The role of information in supporting self-care in vascular conditions: a conceptual and empirical review

Health Soc Care Community. 2011 Sep;19(5):449-59. doi: 10.1111/j.1365-2524.2010.00975.x. Epub 2010 Dec 15.


Self-care has the potential to make a significant contribution to vascular conditions, but engagement with self-care support has been limited. Lack of relevant information is highlighted by patients and policy-makers as an important barrier to effective self-care, and information provides a potentially efficient platform for changing behaviour. However, work within the social sciences has generally seen information as a necessary but insufficient driver of health behaviours. Furthermore, some groups (such as the socially disadvantaged) are expected to be less amenable to information interventions. We conducted an integrated conceptual and empirical review on information-based interventions for people with vascular disease (diabetes, heart disease and kidney disease). We reviewed conceptual and empirical work concerning the role and impact of information in self-care support to generate an explanatory framework to determine why information was effective or ineffective in encouraging self-care in patients with vascular conditions. This involved mapping relevant theories and models linking information and self-care. We also explored published systematic reviews of educational interventions in diabetes, coronary heart disease and chronic kidney disease to examine the role of information and evidence concerning its effectiveness and impact in different patient populations.
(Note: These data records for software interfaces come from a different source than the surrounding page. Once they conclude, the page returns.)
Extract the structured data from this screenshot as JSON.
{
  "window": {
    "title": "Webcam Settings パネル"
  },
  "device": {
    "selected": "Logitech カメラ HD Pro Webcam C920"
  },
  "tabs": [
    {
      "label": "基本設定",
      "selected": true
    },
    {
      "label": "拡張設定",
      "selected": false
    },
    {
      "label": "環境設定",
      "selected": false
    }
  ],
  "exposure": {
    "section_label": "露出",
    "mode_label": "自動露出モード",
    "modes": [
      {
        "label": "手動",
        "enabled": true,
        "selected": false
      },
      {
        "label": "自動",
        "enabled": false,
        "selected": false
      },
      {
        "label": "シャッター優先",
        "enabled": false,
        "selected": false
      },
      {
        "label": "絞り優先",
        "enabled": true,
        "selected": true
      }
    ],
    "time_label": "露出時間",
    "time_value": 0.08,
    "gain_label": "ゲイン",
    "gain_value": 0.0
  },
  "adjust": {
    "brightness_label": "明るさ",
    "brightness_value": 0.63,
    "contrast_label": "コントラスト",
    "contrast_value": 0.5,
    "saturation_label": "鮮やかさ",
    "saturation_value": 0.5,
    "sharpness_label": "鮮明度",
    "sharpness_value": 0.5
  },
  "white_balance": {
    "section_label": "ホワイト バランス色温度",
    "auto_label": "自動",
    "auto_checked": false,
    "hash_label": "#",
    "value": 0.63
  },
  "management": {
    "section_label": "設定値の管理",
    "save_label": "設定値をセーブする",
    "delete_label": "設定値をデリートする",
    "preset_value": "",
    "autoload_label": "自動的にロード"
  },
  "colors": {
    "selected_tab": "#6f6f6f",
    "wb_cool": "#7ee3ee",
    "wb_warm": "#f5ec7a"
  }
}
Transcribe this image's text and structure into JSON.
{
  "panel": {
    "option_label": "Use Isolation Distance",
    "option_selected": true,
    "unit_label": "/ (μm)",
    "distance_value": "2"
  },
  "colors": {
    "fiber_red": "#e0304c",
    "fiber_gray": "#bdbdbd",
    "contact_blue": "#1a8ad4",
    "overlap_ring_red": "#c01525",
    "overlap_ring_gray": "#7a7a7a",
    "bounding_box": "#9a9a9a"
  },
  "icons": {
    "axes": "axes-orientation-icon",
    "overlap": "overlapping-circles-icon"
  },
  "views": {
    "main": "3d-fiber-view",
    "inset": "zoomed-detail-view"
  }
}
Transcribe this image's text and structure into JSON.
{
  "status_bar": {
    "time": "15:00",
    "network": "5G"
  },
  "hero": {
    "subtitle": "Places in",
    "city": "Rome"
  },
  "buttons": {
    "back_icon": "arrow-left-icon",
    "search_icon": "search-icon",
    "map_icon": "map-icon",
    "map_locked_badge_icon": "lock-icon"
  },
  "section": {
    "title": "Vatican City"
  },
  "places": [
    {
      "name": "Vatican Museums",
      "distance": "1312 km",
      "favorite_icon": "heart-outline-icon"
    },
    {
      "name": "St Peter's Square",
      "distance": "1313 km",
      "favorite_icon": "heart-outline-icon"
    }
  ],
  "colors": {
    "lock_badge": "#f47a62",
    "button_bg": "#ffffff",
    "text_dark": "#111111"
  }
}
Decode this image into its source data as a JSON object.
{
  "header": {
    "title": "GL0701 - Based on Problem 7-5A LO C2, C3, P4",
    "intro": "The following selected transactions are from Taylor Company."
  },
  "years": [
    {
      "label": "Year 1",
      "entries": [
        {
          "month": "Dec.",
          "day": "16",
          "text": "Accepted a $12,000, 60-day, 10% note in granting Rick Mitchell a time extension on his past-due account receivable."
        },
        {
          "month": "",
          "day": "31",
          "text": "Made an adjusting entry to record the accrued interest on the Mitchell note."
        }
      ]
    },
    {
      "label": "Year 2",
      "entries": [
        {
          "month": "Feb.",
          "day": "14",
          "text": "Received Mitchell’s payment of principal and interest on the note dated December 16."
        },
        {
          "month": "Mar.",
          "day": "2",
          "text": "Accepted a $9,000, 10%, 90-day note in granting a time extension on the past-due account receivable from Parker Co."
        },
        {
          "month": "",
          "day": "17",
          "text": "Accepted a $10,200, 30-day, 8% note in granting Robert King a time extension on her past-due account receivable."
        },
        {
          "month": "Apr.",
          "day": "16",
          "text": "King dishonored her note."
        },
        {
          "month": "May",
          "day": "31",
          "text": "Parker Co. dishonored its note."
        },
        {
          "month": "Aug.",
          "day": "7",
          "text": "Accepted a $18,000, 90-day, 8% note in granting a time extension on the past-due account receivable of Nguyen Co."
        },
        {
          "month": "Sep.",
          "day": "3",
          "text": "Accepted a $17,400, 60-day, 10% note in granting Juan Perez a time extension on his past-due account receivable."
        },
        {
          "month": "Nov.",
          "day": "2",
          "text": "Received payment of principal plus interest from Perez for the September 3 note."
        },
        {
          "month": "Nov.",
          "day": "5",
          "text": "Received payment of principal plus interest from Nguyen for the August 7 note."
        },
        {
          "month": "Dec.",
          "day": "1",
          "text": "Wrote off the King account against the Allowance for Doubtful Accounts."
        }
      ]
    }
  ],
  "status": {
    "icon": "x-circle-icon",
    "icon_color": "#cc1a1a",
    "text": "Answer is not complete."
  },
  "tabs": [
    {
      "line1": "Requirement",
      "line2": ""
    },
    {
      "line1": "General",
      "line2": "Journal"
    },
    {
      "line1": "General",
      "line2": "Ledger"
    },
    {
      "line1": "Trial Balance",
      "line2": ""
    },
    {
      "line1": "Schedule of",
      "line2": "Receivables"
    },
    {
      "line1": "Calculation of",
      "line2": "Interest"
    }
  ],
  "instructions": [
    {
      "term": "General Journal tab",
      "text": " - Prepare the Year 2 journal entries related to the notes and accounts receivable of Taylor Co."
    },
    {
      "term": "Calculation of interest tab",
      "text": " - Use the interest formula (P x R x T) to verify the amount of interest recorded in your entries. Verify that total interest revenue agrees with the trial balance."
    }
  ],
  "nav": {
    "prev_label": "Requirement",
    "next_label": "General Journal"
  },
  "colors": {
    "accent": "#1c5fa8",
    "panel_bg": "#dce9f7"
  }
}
The conceptual review identified variation among information interventions in terms of type, function, and their relationship to behaviour change techniques and psychological mediators of behaviour change. Key moderators of the effect of information included types of disorder, and patient capacity and resources. A wealth of educational interventions exists for diabetes and heart conditions, but the precise components of these interventions that are effective are difficult to identify. There is little evidence concerning optimal ways of tailoring interventions for socially disadvantaged groups other than ethnic minorities. A focus on printed information may not provide access to effective methods of information delivery (e.g. tailored information, use of narratives and user generated content). Developing a framework for the effective use of information needs to take account the full range of the factors identified.

Publication types

  • Research Support, Non-U.S. Gov't
  • Review

MeSH terms

  • Chronic Disease
  • Diabetes Mellitus / prevention & control*
  • Health Behavior
  • Health Knowledge, Attitudes, Practice
  • Heart Diseases / prevention & control*
  • Humans
  • Kidney Diseases / prevention & control
  • Models, Theoretical
  • Patient Education as Topic*
  • Physician-Patient Relations
  • Self Care*
  • State Medicine
  • United Kingdom
  • Vascular Diseases / prevention & control*